  • Is wildly unpractical for street/road use
  • Very expensive price

Best Superbike: BMW launched its M Motorsport division back in 1972, and while the Bavarian brand has since released countless M-spec cars, it wasn’t until 2022 that it finally debuted its first-ever M class motorcycle with the BMW M 1000 RR. Based on BMW’s already extremely capable S 1000 RR superbike, the M-spec model comes loaded with a plethora of upgrades and tweaks over the normal S1KRR. This includes M brakes and brake ducts, an M-specific electronics package, M carbon fiber wheels, a full titanium Akrapovic exhaust, optional M aero wheel covers, and a full suite of carbon fiber bodywork that’s been complemented via a set of MotoGP-style aero winglets. Powered by a retuned M RR powertrain that cranks out over 200hp, the M 1000 RR can reach speeds of over 190mph, though it isn’t only its speed and acceleration that have earned this model the top spot on our list for best superbike, as it’s incredibly sharp handling and general flickability give the WSBK-derived BMW a huge leg up over the completion. 

Engine: Liquid-Cooled 999cc Inline-Four
Power: 205HP & 83.3FT-LBs
Curb Weight: 425.5LBs
Origin: Germany
MSRP: $32,995

The Best Motorcycles For Beginners

The Best Motorcycles For Beginners 00 Hero
Photo: Husqvarna Svartpilen 401

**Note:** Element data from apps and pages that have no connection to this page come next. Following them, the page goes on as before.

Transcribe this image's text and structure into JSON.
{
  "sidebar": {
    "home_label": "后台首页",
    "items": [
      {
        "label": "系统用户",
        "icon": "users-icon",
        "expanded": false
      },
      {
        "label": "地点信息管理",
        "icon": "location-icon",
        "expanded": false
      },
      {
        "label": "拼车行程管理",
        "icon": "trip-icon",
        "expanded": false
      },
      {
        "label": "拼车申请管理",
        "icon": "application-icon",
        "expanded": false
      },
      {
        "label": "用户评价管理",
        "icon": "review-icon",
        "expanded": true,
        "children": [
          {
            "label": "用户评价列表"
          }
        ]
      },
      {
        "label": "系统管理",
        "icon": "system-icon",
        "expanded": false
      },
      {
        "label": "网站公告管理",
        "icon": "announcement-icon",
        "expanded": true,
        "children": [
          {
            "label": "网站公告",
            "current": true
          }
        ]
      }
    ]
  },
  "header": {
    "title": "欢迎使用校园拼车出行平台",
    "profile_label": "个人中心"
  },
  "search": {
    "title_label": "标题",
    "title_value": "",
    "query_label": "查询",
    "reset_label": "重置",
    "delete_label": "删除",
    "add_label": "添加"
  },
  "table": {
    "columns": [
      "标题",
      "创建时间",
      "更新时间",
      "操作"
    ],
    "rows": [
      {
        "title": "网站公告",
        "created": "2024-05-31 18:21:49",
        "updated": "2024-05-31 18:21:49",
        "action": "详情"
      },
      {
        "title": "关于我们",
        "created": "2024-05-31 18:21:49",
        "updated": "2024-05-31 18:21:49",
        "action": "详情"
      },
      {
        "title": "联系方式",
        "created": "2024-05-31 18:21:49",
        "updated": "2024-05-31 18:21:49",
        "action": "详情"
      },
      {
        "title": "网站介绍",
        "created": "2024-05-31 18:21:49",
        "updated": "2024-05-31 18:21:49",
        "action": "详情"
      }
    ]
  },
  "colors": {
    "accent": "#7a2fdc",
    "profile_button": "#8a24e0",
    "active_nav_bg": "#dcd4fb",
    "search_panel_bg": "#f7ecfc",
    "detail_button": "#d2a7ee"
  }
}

Want to check out a selection of more entry-level-focused models to cut your teeth on? Then be sure to cruise on over to our guide to the best beginner motorcycles for fantastic options to start your riding career on.